------ EXTRACTED MATERIAL

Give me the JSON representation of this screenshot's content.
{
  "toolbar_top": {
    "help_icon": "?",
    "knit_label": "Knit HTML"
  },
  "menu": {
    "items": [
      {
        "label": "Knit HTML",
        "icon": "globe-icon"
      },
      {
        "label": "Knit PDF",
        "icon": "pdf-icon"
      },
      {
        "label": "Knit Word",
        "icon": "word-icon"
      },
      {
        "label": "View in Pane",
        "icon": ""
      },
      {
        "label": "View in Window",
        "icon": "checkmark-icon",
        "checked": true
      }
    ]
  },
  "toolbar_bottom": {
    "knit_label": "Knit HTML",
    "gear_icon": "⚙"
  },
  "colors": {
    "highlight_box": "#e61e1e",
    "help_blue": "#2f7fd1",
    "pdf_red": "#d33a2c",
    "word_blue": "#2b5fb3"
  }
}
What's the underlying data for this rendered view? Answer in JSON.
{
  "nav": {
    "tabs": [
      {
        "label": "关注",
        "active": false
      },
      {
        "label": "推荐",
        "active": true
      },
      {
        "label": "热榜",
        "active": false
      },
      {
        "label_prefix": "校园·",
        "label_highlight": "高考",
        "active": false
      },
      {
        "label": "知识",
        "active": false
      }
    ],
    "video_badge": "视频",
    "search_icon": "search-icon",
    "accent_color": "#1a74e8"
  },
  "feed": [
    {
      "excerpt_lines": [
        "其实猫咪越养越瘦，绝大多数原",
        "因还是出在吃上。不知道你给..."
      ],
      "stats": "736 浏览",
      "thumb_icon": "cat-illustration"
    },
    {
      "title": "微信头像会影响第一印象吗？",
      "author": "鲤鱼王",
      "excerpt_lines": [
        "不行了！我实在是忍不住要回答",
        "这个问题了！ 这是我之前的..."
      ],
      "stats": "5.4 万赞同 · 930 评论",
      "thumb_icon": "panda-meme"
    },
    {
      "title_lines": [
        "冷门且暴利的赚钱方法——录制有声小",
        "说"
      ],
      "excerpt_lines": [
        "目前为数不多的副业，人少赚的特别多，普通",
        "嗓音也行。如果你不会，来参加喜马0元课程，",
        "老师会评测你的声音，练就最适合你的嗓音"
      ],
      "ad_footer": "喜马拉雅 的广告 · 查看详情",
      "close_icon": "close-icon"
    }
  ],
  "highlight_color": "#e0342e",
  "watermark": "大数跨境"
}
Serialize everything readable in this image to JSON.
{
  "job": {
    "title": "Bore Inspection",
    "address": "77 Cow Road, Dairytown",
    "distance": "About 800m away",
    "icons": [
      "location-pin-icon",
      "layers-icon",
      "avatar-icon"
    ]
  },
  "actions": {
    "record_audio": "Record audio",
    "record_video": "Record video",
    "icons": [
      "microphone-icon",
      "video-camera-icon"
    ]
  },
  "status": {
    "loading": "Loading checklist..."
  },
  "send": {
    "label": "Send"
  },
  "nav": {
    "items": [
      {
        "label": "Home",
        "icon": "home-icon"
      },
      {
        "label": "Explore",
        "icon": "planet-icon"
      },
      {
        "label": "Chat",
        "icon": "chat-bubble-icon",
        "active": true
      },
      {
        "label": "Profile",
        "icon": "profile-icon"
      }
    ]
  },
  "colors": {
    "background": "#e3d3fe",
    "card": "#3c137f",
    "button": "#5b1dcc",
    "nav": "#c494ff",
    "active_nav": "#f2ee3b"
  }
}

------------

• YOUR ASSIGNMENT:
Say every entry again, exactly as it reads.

• RESPONSE:
Give me the JSON representation of this screenshot's content.
{
  "toolbar_top": {
    "help_icon": "?",
    "knit_label": "Knit HTML"
  },
  "menu": {
    "items": [
      {
        "label": "Knit HTML",
        "icon": "globe-icon"
      },
      {
        "label": "Knit PDF",
        "icon": "pdf-icon"
      },
      {
        "label": "Knit Word",
        "icon": "word-icon"
      },
      {
        "label": "View in Pane",
        "icon": ""
      },
      {
        "label": "View in Window",
        "icon": "checkmark-icon",
        "checked": true
      }
    ]
  },
  "toolbar_bottom": {
    "knit_label": "Knit HTML",
    "gear_icon": "⚙"
  },
  "colors": {
    "highlight_box": "#e61e1e",
    "help_blue": "#2f7fd1",
    "pdf_red": "#d33a2c",
    "word_blue": "#2b5fb3"
  }
}
What's the underlying data for this rendered view? Answer in JSON.
{
  "nav": {
    "tabs": [
      {
        "label": "关注",
        "active": false
      },
      {
        "label": "推荐",
        "active": true
      },
      {
        "label": "热榜",
        "active": false
      },
      {
        "label_prefix": "校园·",
        "label_highlight": "高考",
        "active": false
      },
      {
        "label": "知识",
        "active": false
      }
    ],
    "video_badge": "视频",
    "search_icon": "search-icon",
    "accent_color": "#1a74e8"
  },
  "feed": [
    {
      "excerpt_lines": [
        "其实猫咪越养越瘦，绝大多数原",
        "因还是出在吃上。不知道你给..."
      ],
      "stats": "736 浏览",
      "thumb_icon": "cat-illustration"
    },
    {
      "title": "微信头像会影响第一印象吗？",
      "author": "鲤鱼王",
      "excerpt_lines": [
        "不行了！我实在是忍不住要回答",
        "这个问题了！ 这是我之前的..."
      ],
      "stats": "5.4 万赞同 · 930 评论",
      "thumb_icon": "panda-meme"
    },
    {
      "title_lines": [
        "冷门且暴利的赚钱方法——录制有声小",
        "说"
      ],
      "excerpt_lines": [
        "目前为数不多的副业，人少赚的特别多，普通",
        "嗓音也行。如果你不会，来参加喜马0元课程，",
        "老师会评测你的声音，练就最适合你的嗓音"
      ],
      "ad_footer": "喜马拉雅 的广告 · 查看详情",
      "close_icon": "close-icon"
    }
  ],
  "highlight_color": "#e0342e",
  "watermark": "大数跨境"
}
Serialize everything readable in this image to JSON.
{
  "job": {
    "title": "Bore Inspection",
    "address": "77 Cow Road, Dairytown",
    "distance": "About 800m away",
    "icons": [
      "location-pin-icon",
      "layers-icon",
      "avatar-icon"
    ]
  },
  "actions": {
    "record_audio": "Record audio",
    "record_video": "Record video",
    "icons": [
      "microphone-icon",
      "video-camera-icon"
    ]
  },
  "status": {
    "loading": "Loading checklist..."
  },
  "send": {
    "label": "Send"
  },
  "nav": {
    "items": [
      {
        "label": "Home",
        "icon": "home-icon"
      },
      {
        "label": "Explore",
        "icon": "planet-icon"
      },
      {
        "label": "Chat",
        "icon": "chat-bubble-icon",
        "active": true
      },
      {
        "label": "Profile",
        "icon": "profile-icon"
      }
    ]
  },
  "colors": {
    "background": "#e3d3fe",
    "card": "#3c137f",
    "button": "#5b1dcc",
    "nav": "#c494ff",
    "active_nav": "#f2ee3b"
  }
}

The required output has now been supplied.